### Assignment
Repeat every record exactly, omitting the pictures.

### Records to use
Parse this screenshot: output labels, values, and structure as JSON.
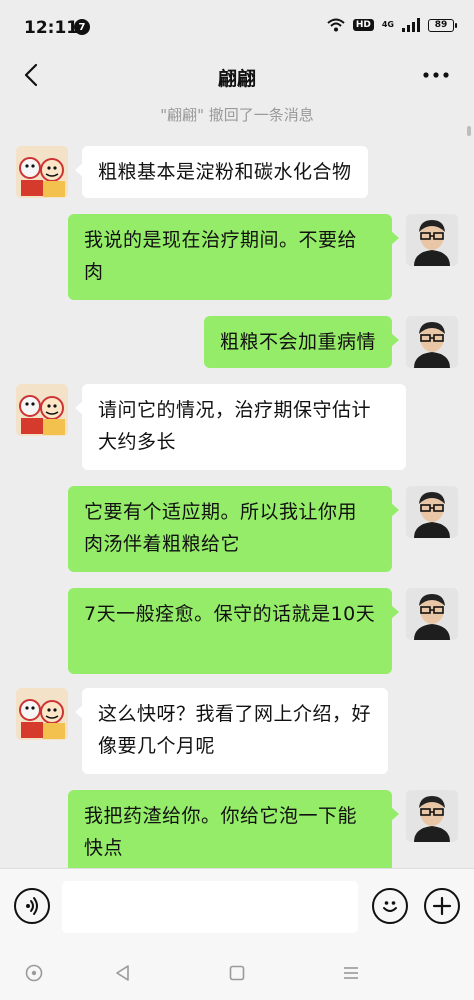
{
  "status_bar": {
    "time": "12:11",
    "notification_count": "7",
    "hd_label": "HD",
    "network_label": "4G",
    "battery": "89"
  },
  "header": {
    "title": "翩翩"
  },
  "system_notice": "\"翩翩\" 撤回了一条消息",
  "messages": [
    {
      "side": "left",
      "avatar": "cartoon-avatar",
      "text": "粗粮基本是淀粉和碳水化合物"
    },
    {
      "side": "right",
      "avatar": "man-glasses-avatar",
      "text": "我说的是现在治疗期间。不要给肉"
    },
    {
      "side": "right",
      "avatar": "man-glasses-avatar",
      "text": "粗粮不会加重病情"
    },
    {
      "side": "left",
      "avatar": "cartoon-avatar",
      "text": "请问它的情况，治疗期保守估计大约多长"
    },
    {
      "side": "right",
      "avatar": "man-glasses-avatar",
      "text": "它要有个适应期。所以我让你用肉汤伴着粗粮给它"
    },
    {
      "side": "right",
      "avatar": "man-glasses-avatar",
      "text": "7天一般痊愈。保守的话就是10天"
    },
    {
      "side": "left",
      "avatar": "cartoon-avatar",
      "text": "这么快呀？我看了网上介绍，好像要几个月呢"
    },
    {
      "side": "right",
      "avatar": "man-glasses-avatar",
      "text": "我把药渣给你。你给它泡一下能快点"
    }
  ],
  "input_bar": {
    "placeholder": "",
    "voice_icon": "voice-icon",
    "emoji_icon": "emoji-icon",
    "plus_icon": "plus-icon"
  },
  "colors": {
    "background": "#ededed",
    "outgoing_bubble": "#95ec69",
    "incoming_bubble": "#ffffff"
  }
}
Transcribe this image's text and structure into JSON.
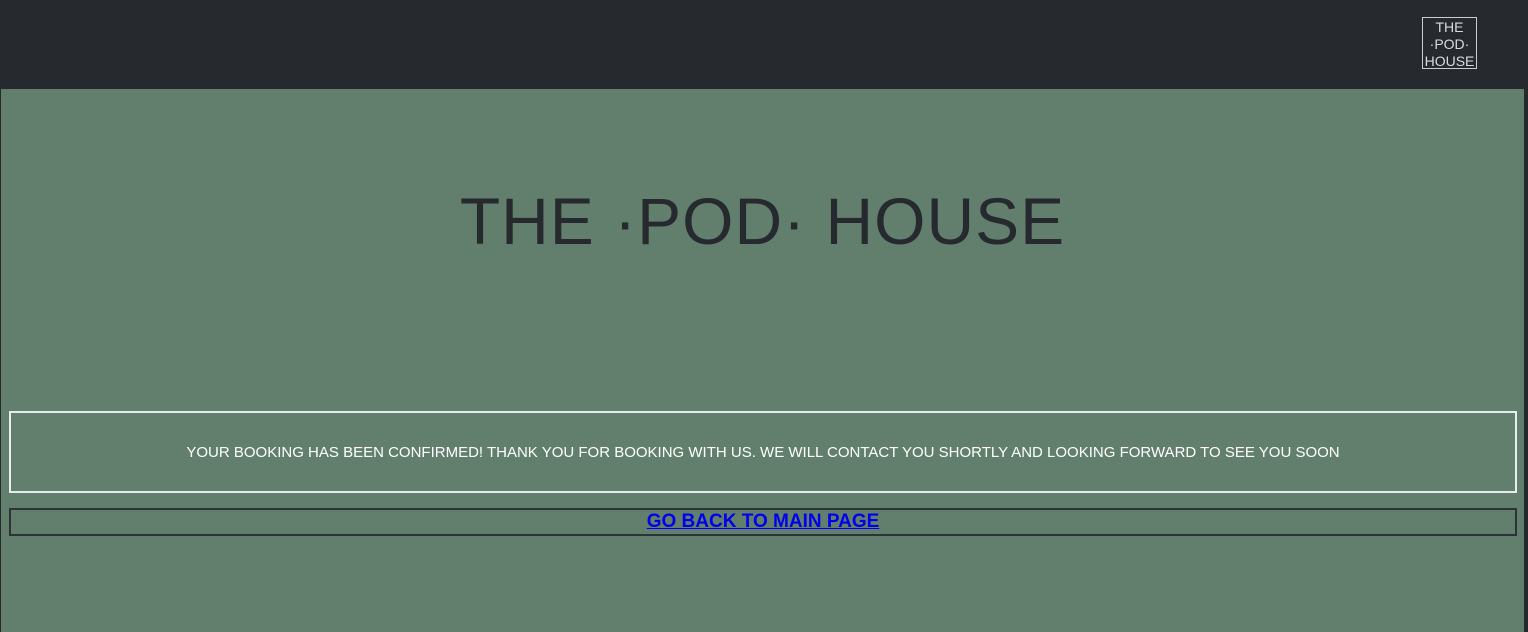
{
  "header": {
    "logo_lines": [
      "THE",
      "·POD·",
      "HOUSE"
    ]
  },
  "hero": {
    "title": "THE ·POD· HOUSE"
  },
  "confirmation": {
    "message": "YOUR BOOKING HAS BEEN CONFIRMED! THANK YOU FOR BOOKING WITH US. WE WILL CONTACT YOU SHORTLY AND LOOKING FORWARD TO SEE YOU SOON"
  },
  "navigation": {
    "back_link_label": "GO BACK TO MAIN PAGE"
  },
  "colors": {
    "header_bg": "#262a2f",
    "main_bg": "#617f6c",
    "title_text": "#262a2f",
    "link": "#0000ee"
  }
}
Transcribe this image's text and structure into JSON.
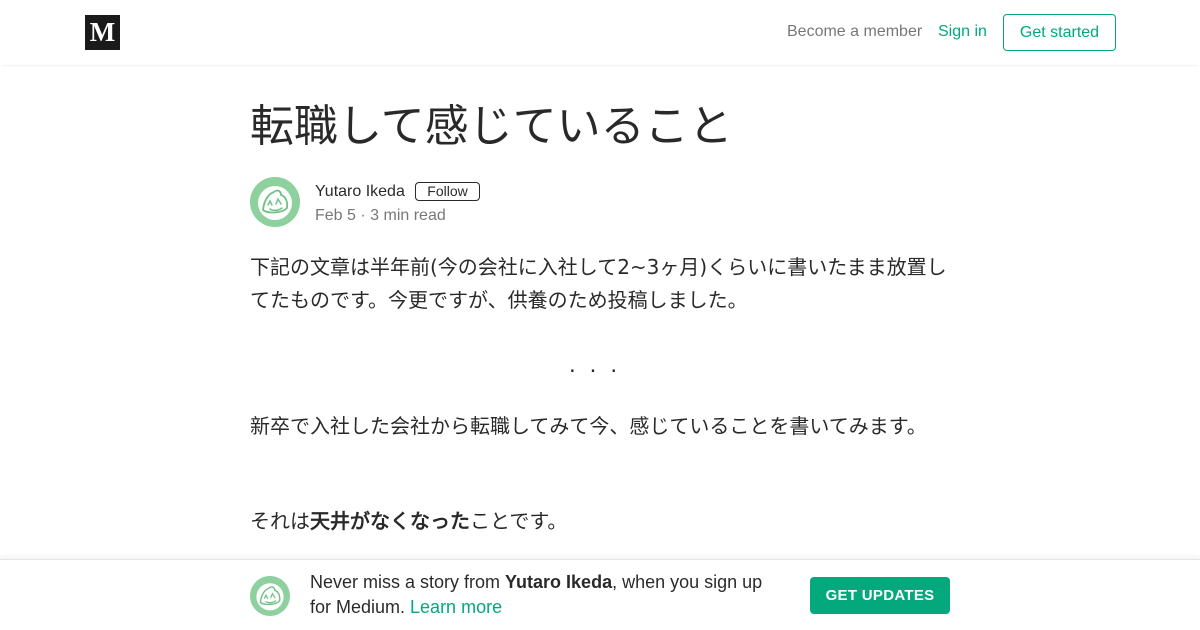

### Problem solution
Parse this screenshot: output labels, values, and structure as JSON.
{
  "status_bar": {
    "time": "12:11",
    "notification_count": "7",
    "hd_label": "HD",
    "network_label": "4G",
    "battery": "89"
  },
  "header": {
    "title": "翩翩"
  },
  "system_notice": "\"翩翩\" 撤回了一条消息",
  "messages": [
    {
      "side": "left",
      "avatar": "cartoon-avatar",
      "text": "粗粮基本是淀粉和碳水化合物"
    },
    {
      "side": "right",
      "avatar": "man-glasses-avatar",
      "text": "我说的是现在治疗期间。不要给肉"
    },
    {
      "side": "right",
      "avatar": "man-glasses-avatar",
      "text": "粗粮不会加重病情"
    },
    {
      "side": "left",
      "avatar": "cartoon-avatar",
      "text": "请问它的情况，治疗期保守估计大约多长"
    },
    {
      "side": "right",
      "avatar": "man-glasses-avatar",
      "text": "它要有个适应期。所以我让你用肉汤伴着粗粮给它"
    },
    {
      "side": "right",
      "avatar": "man-glasses-avatar",
      "text": "7天一般痊愈。保守的话就是10天"
    },
    {
      "side": "left",
      "avatar": "cartoon-avatar",
      "text": "这么快呀？我看了网上介绍，好像要几个月呢"
    },
    {
      "side": "right",
      "avatar": "man-glasses-avatar",
      "text": "我把药渣给你。你给它泡一下能快点"
    }
  ],
  "input_bar": {
    "placeholder": "",
    "voice_icon": "voice-icon",
    "emoji_icon": "emoji-icon",
    "plus_icon": "plus-icon"
  },
  "colors": {
    "background": "#ededed",
    "outgoing_bubble": "#95ec69",
    "incoming_bubble": "#ffffff"
  }
}
Transcribe this image's text and structure into JSON.
{
  "header": {
    "logo_lines": [
      "THE",
      "·POD·",
      "HOUSE"
    ]
  },
  "hero": {
    "title": "THE ·POD· HOUSE"
  },
  "confirmation": {
    "message": "YOUR BOOKING HAS BEEN CONFIRMED! THANK YOU FOR BOOKING WITH US. WE WILL CONTACT YOU SHORTLY AND LOOKING FORWARD TO SEE YOU SOON"
  },
  "navigation": {
    "back_link_label": "GO BACK TO MAIN PAGE"
  },
  "colors": {
    "header_bg": "#262a2f",
    "main_bg": "#617f6c",
    "title_text": "#262a2f",
    "link": "#0000ee"
  }
}
Transcribe this image's text and structure into JSON.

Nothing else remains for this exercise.